Go and Ruby represent two of the smaller language communities that are important in backend development, but Go has seen substantially more growth over the last two years. Go’s developer community has more than doubled in the last two years, adding 2.3M new developers to its population, which stands at 4.7M developers. Similarly, Ruby has added 1.0M users to its community of 3.0M developers, showing impressive growth but trailing further behind Go. 

“Lua has added almost 1M developers to its community in the past year”

In the past six months, Lua has overtaken Dart to become the 14th most popular programming language. Lua has shown massive growth over the past year, going from 1.4M developers in Q1 2022 to 2.3M in Q3 2023. Lua is an alternative scripting solution for low-level languages, such as C and C++, and has seen more developers in IoT, games, and AR/VR picking it up. This could mark the beginning of Lua’s momentum and see it become increasingly popular, especially as the IoT and AR/VR spaces continue to grow. Dart has seen steady but slow growth over the past two years, predominantly due to the Flutter framework in mobile development filling a useful niche.
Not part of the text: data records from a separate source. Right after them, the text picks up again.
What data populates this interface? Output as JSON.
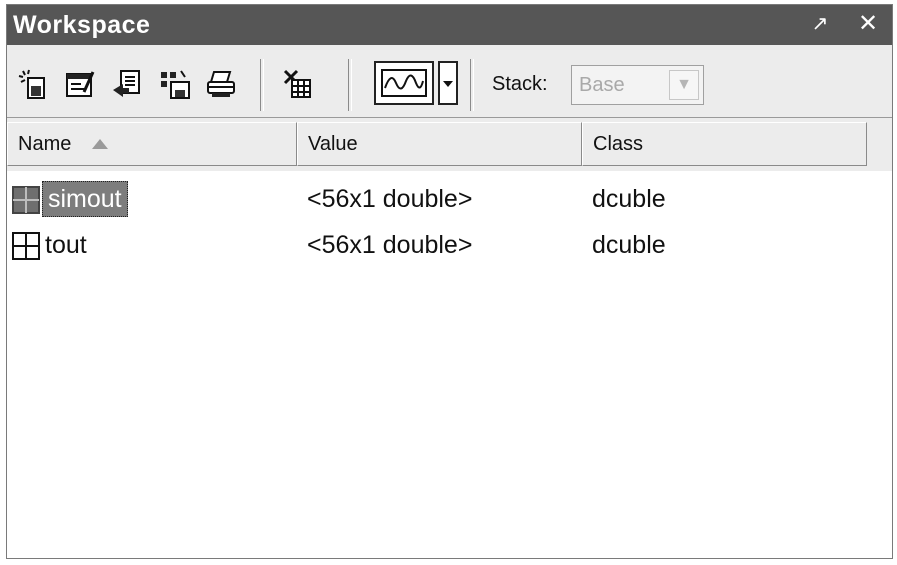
{
  "window": {
    "title": "Workspace",
    "undock_glyph": "↗",
    "close_glyph": "✕"
  },
  "toolbar": {
    "icons": [
      "new-variable-icon",
      "open-selection-icon",
      "import-data-icon",
      "save-icon",
      "print-icon",
      "delete-icon"
    ],
    "plot_icon": "waveform-plot-icon",
    "stack_label": "Stack:",
    "stack_value": "Base",
    "stack_arrow": "▼"
  },
  "columns": {
    "name": "Name",
    "value": "Value",
    "class": "Class"
  },
  "rows": [
    {
      "name": "simout",
      "value": "<56x1 double>",
      "class": "dcuble",
      "selected": true
    },
    {
      "name": "tout",
      "value": "<56x1 double>",
      "class": "dcuble",
      "selected": false
    }
  ],
  "colors": {
    "titlebar": "#565656",
    "toolbar_bg": "#ececec",
    "selection": "#7d7d7d"
  }
}
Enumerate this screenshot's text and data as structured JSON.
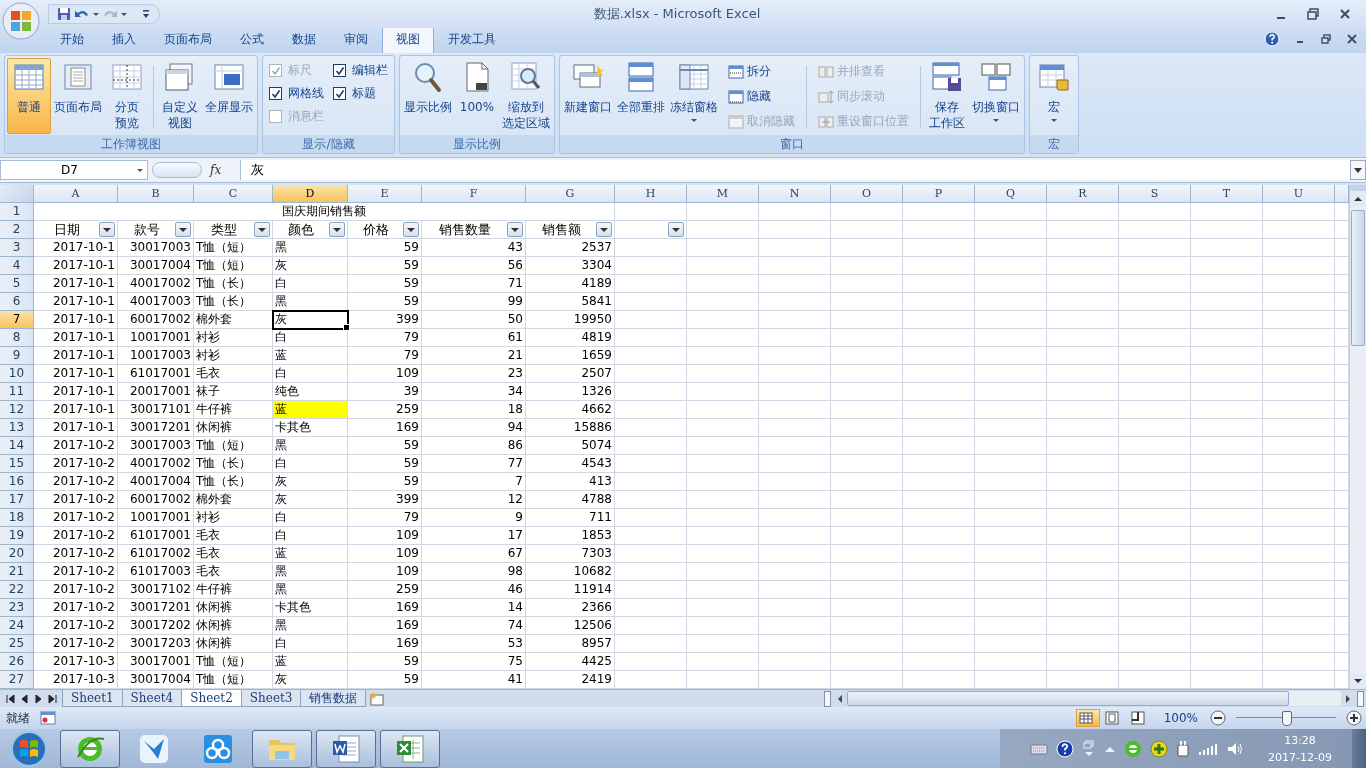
{
  "window": {
    "title": "数据.xlsx - Microsoft Excel"
  },
  "ribbon": {
    "tabs": [
      {
        "label": "开始",
        "selected": false
      },
      {
        "label": "插入",
        "selected": false
      },
      {
        "label": "页面布局",
        "selected": false
      },
      {
        "label": "公式",
        "selected": false
      },
      {
        "label": "数据",
        "selected": false
      },
      {
        "label": "审阅",
        "selected": false
      },
      {
        "label": "视图",
        "selected": true
      },
      {
        "label": "开发工具",
        "selected": false
      }
    ],
    "groups": [
      {
        "label": "工作簿视图",
        "items": [
          {
            "kind": "large",
            "label": "普通",
            "selected": true,
            "dropdown": false
          },
          {
            "kind": "large",
            "label": "页面布局",
            "selected": false,
            "dropdown": false
          },
          {
            "kind": "large",
            "lines": [
              "分页",
              "预览"
            ],
            "selected": false,
            "dropdown": false
          },
          {
            "kind": "separator"
          },
          {
            "kind": "large",
            "lines": [
              "自定义",
              "视图"
            ],
            "selected": false,
            "dropdown": false
          },
          {
            "kind": "large",
            "label": "全屏显示",
            "selected": false,
            "dropdown": false
          }
        ]
      },
      {
        "label": "显示/隐藏",
        "items": [
          {
            "kind": "stack",
            "items": [
              {
                "kind": "check",
                "label": "标尺",
                "checked": true,
                "disabled": true
              },
              {
                "kind": "check",
                "label": "网格线",
                "checked": true,
                "disabled": false
              },
              {
                "kind": "check",
                "label": "消息栏",
                "checked": false,
                "disabled": true
              }
            ]
          },
          {
            "kind": "stack",
            "items": [
              {
                "kind": "check",
                "label": "编辑栏",
                "checked": true,
                "disabled": false
              },
              {
                "kind": "check",
                "label": "标题",
                "checked": true,
                "disabled": false
              }
            ]
          }
        ]
      },
      {
        "label": "显示比例",
        "items": [
          {
            "kind": "large",
            "label": "显示比例",
            "selected": false,
            "dropdown": false
          },
          {
            "kind": "large",
            "label": "100%",
            "selected": false,
            "dropdown": false
          },
          {
            "kind": "large",
            "lines": [
              "缩放到",
              "选定区域"
            ],
            "selected": false,
            "dropdown": false
          }
        ]
      },
      {
        "label": "窗口",
        "items": [
          {
            "kind": "large",
            "label": "新建窗口",
            "selected": false,
            "dropdown": false
          },
          {
            "kind": "large",
            "label": "全部重排",
            "selected": false,
            "dropdown": false
          },
          {
            "kind": "large",
            "label": "冻结窗格",
            "selected": false,
            "dropdown": true
          },
          {
            "kind": "stack",
            "items": [
              {
                "kind": "small",
                "label": "拆分",
                "disabled": false
              },
              {
                "kind": "small",
                "label": "隐藏",
                "disabled": false
              },
              {
                "kind": "small",
                "label": "取消隐藏",
                "disabled": true
              }
            ]
          },
          {
            "kind": "separator"
          },
          {
            "kind": "stack",
            "items": [
              {
                "kind": "small",
                "label": "并排查看",
                "disabled": true
              },
              {
                "kind": "small",
                "label": "同步滚动",
                "disabled": true
              },
              {
                "kind": "small",
                "label": "重设窗口位置",
                "disabled": true
              }
            ]
          },
          {
            "kind": "separator"
          },
          {
            "kind": "large",
            "lines": [
              "保存",
              "工作区"
            ],
            "selected": false,
            "dropdown": false
          },
          {
            "kind": "large",
            "label": "切换窗口",
            "selected": false,
            "dropdown": true
          }
        ]
      },
      {
        "label": "宏",
        "items": [
          {
            "kind": "large",
            "label": "宏",
            "selected": false,
            "dropdown": true
          }
        ]
      }
    ]
  },
  "formula_bar": {
    "name_box": "D7",
    "function_label": "fx",
    "formula": "灰"
  },
  "sheet": {
    "columns": [
      {
        "label": "A",
        "kind": "number",
        "selected": false
      },
      {
        "label": "B",
        "kind": "number",
        "selected": false
      },
      {
        "label": "C",
        "kind": "text",
        "selected": false
      },
      {
        "label": "D",
        "kind": "text",
        "selected": true
      },
      {
        "label": "E",
        "kind": "number",
        "selected": false
      },
      {
        "label": "F",
        "kind": "number",
        "selected": false
      },
      {
        "label": "G",
        "kind": "number",
        "selected": false
      },
      {
        "label": "H",
        "selected": false
      },
      {
        "label": "M",
        "selected": false
      },
      {
        "label": "N",
        "selected": false
      },
      {
        "label": "O",
        "selected": false
      },
      {
        "label": "P",
        "selected": false
      },
      {
        "label": "Q",
        "selected": false
      },
      {
        "label": "R",
        "selected": false
      },
      {
        "label": "S",
        "selected": false
      },
      {
        "label": "T",
        "selected": false
      },
      {
        "label": "U",
        "selected": false
      }
    ],
    "rows": [
      {
        "number": "1",
        "kind": "title",
        "selected": false,
        "title": "国庆期间销售额"
      },
      {
        "number": "2",
        "kind": "header",
        "selected": false,
        "cells": [
          {
            "text": "日期",
            "filter": true
          },
          {
            "text": "款号",
            "filter": true
          },
          {
            "text": "类型",
            "filter": true
          },
          {
            "text": "颜色",
            "filter": true
          },
          {
            "text": "价格",
            "filter": true
          },
          {
            "text": "销售数量",
            "filter": true
          },
          {
            "text": "销售额",
            "filter": true
          },
          {
            "filter": true
          }
        ]
      },
      {
        "number": "3",
        "kind": "data",
        "selected": false,
        "cells": [
          "2017-10-1",
          "30017003",
          "T恤（短）",
          "黑",
          "59",
          "43",
          "2537"
        ]
      },
      {
        "number": "4",
        "kind": "data",
        "selected": false,
        "cells": [
          "2017-10-1",
          "30017004",
          "T恤（短）",
          "灰",
          "59",
          "56",
          "3304"
        ]
      },
      {
        "number": "5",
        "kind": "data",
        "selected": false,
        "cells": [
          "2017-10-1",
          "40017002",
          "T恤（长）",
          "白",
          "59",
          "71",
          "4189"
        ]
      },
      {
        "number": "6",
        "kind": "data",
        "selected": false,
        "cells": [
          "2017-10-1",
          "40017003",
          "T恤（长）",
          "黑",
          "59",
          "99",
          "5841"
        ]
      },
      {
        "number": "7",
        "kind": "data",
        "selected": true,
        "cells": [
          "2017-10-1",
          "60017002",
          "棉外套",
          "灰",
          "399",
          "50",
          "19950"
        ]
      },
      {
        "number": "8",
        "kind": "data",
        "selected": false,
        "cells": [
          "2017-10-1",
          "10017001",
          "衬衫",
          "白",
          "79",
          "61",
          "4819"
        ]
      },
      {
        "number": "9",
        "kind": "data",
        "selected": false,
        "cells": [
          "2017-10-1",
          "10017003",
          "衬衫",
          "蓝",
          "79",
          "21",
          "1659"
        ]
      },
      {
        "number": "10",
        "kind": "data",
        "selected": false,
        "cells": [
          "2017-10-1",
          "61017001",
          "毛衣",
          "白",
          "109",
          "23",
          "2507"
        ]
      },
      {
        "number": "11",
        "kind": "data",
        "selected": false,
        "cells": [
          "2017-10-1",
          "20017001",
          "袜子",
          "纯色",
          "39",
          "34",
          "1326"
        ]
      },
      {
        "number": "12",
        "kind": "data",
        "selected": false,
        "cells": [
          "2017-10-1",
          "30017101",
          "牛仔裤",
          {
            "text": "蓝",
            "color": "#ffff00"
          },
          "259",
          "18",
          "4662"
        ]
      },
      {
        "number": "13",
        "kind": "data",
        "selected": false,
        "cells": [
          "2017-10-1",
          "30017201",
          "休闲裤",
          "卡其色",
          "169",
          "94",
          "15886"
        ]
      },
      {
        "number": "14",
        "kind": "data",
        "selected": false,
        "cells": [
          "2017-10-2",
          "30017003",
          "T恤（短）",
          "黑",
          "59",
          "86",
          "5074"
        ]
      },
      {
        "number": "15",
        "kind": "data",
        "selected": false,
        "cells": [
          "2017-10-2",
          "40017002",
          "T恤（长）",
          "白",
          "59",
          "77",
          "4543"
        ]
      },
      {
        "number": "16",
        "kind": "data",
        "selected": false,
        "cells": [
          "2017-10-2",
          "40017004",
          "T恤（长）",
          "灰",
          "59",
          "7",
          "413"
        ]
      },
      {
        "number": "17",
        "kind": "data",
        "selected": false,
        "cells": [
          "2017-10-2",
          "60017002",
          "棉外套",
          "灰",
          "399",
          "12",
          "4788"
        ]
      },
      {
        "number": "18",
        "kind": "data",
        "selected": false,
        "cells": [
          "2017-10-2",
          "10017001",
          "衬衫",
          "白",
          "79",
          "9",
          "711"
        ]
      },
      {
        "number": "19",
        "kind": "data",
        "selected": false,
        "cells": [
          "2017-10-2",
          "61017001",
          "毛衣",
          "白",
          "109",
          "17",
          "1853"
        ]
      },
      {
        "number": "20",
        "kind": "data",
        "selected": false,
        "cells": [
          "2017-10-2",
          "61017002",
          "毛衣",
          "蓝",
          "109",
          "67",
          "7303"
        ]
      },
      {
        "number": "21",
        "kind": "data",
        "selected": false,
        "cells": [
          "2017-10-2",
          "61017003",
          "毛衣",
          "黑",
          "109",
          "98",
          "10682"
        ]
      },
      {
        "number": "22",
        "kind": "data",
        "selected": false,
        "cells": [
          "2017-10-2",
          "30017102",
          "牛仔裤",
          "黑",
          "259",
          "46",
          "11914"
        ]
      },
      {
        "number": "23",
        "kind": "data",
        "selected": false,
        "cells": [
          "2017-10-2",
          "30017201",
          "休闲裤",
          "卡其色",
          "169",
          "14",
          "2366"
        ]
      },
      {
        "number": "24",
        "kind": "data",
        "selected": false,
        "cells": [
          "2017-10-2",
          "30017202",
          "休闲裤",
          "黑",
          "169",
          "74",
          "12506"
        ]
      },
      {
        "number": "25",
        "kind": "data",
        "selected": false,
        "cells": [
          "2017-10-2",
          "30017203",
          "休闲裤",
          "白",
          "169",
          "53",
          "8957"
        ]
      },
      {
        "number": "26",
        "kind": "data",
        "selected": false,
        "cells": [
          "2017-10-3",
          "30017001",
          "T恤（短）",
          "蓝",
          "59",
          "75",
          "4425"
        ]
      },
      {
        "number": "27",
        "kind": "data",
        "selected": false,
        "cells": [
          "2017-10-3",
          "30017004",
          "T恤（短）",
          "灰",
          "59",
          "41",
          "2419"
        ]
      }
    ],
    "sheet_tabs": [
      {
        "label": "Sheet1",
        "selected": false
      },
      {
        "label": "Sheet4",
        "selected": false
      },
      {
        "label": "Sheet2",
        "selected": true
      },
      {
        "label": "Sheet3",
        "selected": false
      },
      {
        "label": "销售数据",
        "selected": false
      }
    ]
  },
  "status_bar": {
    "text": "就绪",
    "views": [
      {
        "selected": true
      },
      {
        "selected": false
      },
      {
        "selected": false
      }
    ],
    "zoom": "100%",
    "zoom_slider": {
      "level": 0.5
    }
  },
  "taskbar": {
    "apps": [
      {
        "running": true
      },
      {
        "running": false
      },
      {
        "running": false
      },
      {
        "running": true
      },
      {
        "running": true
      },
      {
        "running": true
      }
    ],
    "clock": {
      "time": "13:28",
      "date": "2017-12-09"
    }
  }
}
However, with 13% of mobile developers currently working in Dart, a decrease from 15% in Q1 2022 may see Dart’s growth remain low, and its place within mobile development remain a minority language.